Fighting bad guys is pretty noble, take one of my all-time favorite shows, for example, Ninjago. This show (especially in the earlier seasons) while having its share of move busting isn’t too intense for kids. It did have some scary episodes though, which some children might be sensitive to. I believe it is not cool to freak a kid out with something super scary. It is OK to give the kid a “scare” in ways like worrying for a character to not fall off the high wire etc., but not having a creepy evil witch cackling in the dark night.
Heros And Villians:
Kids like to root a hero on, and if there is a villain, they want that character to lose in the end. A good hero isn’t just a villain buster, but also a character who struggles with internal conflicts. Ultimately the hero will make things right, but it’s good to show that nobody is perfect. Kids don’t want the villain to succeed of course, but it is nice to see a villain be redeemed ever so often. It shows kids even the bad guys don’t have to be hopeless causes. In a not too complex way, it can be interesting to make the bad guy relatable (take for example Thanos’ plot to “help” the universe in Infinity War…
No, I am NOT suggesting you take a kid to go see that movie), but have the kid find out that the bad dude was doing it the wrong way in the end.
Boys and Girls:
Obviously, the ideal show would be for both boys and girls. The two genders tend to have different preferences, little boys tend to lean more towards the action (I personally love action), while little girls like the conversation stuff (I like that too). A good show would have both boy and girl characters and include things both boys and girls would like.
Well, there you go. Those are the elements that would (or wouldn’t) make my ideal kid’s show!
I hope you enjoyed! If you did, be sure to give this post a like! What is your ideal kid’s show? Do you agree or disagree with these points? I’d love to hear your opinion in the comments below! Bye for now, everyone!

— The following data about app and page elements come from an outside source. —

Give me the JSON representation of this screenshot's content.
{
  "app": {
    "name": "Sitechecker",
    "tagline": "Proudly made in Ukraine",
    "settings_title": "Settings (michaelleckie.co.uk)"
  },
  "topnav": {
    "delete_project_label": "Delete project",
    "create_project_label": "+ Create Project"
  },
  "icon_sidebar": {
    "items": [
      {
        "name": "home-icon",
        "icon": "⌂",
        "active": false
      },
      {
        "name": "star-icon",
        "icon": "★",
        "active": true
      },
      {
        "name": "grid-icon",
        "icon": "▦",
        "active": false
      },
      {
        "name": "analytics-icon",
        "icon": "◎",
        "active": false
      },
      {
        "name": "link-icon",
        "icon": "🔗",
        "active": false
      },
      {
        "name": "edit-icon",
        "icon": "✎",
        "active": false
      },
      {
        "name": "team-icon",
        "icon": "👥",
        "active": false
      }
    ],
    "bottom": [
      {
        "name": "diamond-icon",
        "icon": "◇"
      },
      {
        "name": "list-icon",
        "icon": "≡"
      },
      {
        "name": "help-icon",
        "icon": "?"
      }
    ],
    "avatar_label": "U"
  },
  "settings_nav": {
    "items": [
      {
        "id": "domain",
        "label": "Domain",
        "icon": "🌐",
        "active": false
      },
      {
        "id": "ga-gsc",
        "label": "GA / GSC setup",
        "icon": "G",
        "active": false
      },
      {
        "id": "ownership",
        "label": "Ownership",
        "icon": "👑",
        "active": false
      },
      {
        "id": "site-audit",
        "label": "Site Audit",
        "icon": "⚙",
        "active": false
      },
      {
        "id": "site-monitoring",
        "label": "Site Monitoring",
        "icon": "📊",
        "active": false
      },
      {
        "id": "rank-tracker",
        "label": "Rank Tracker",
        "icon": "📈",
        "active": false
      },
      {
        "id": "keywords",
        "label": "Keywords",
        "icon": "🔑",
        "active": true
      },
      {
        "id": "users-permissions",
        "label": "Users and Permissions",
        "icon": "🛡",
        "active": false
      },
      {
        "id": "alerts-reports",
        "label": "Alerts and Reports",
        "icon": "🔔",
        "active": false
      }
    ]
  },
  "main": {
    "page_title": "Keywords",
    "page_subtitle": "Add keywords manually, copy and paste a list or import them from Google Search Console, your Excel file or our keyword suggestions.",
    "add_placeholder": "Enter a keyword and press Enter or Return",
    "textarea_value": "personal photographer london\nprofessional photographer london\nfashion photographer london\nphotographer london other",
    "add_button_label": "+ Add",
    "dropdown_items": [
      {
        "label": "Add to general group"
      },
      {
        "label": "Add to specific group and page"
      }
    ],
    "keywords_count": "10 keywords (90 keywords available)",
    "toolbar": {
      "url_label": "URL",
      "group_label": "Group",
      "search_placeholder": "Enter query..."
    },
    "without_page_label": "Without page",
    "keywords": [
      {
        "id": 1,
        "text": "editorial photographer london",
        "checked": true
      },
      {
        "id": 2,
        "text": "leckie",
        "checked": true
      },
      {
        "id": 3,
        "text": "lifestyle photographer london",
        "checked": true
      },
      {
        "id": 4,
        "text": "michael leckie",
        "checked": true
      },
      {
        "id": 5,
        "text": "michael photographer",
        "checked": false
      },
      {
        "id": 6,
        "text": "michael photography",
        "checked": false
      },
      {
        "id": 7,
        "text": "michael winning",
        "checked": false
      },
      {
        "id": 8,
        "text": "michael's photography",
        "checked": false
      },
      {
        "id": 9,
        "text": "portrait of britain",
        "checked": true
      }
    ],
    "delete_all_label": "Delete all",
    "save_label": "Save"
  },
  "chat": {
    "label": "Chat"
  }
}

P.S. I am literally freaking out because the Star Wars the Clone Wars series is coming back! Check out the trailer HERE. (Make sure you stay till after the name comes on the screen.)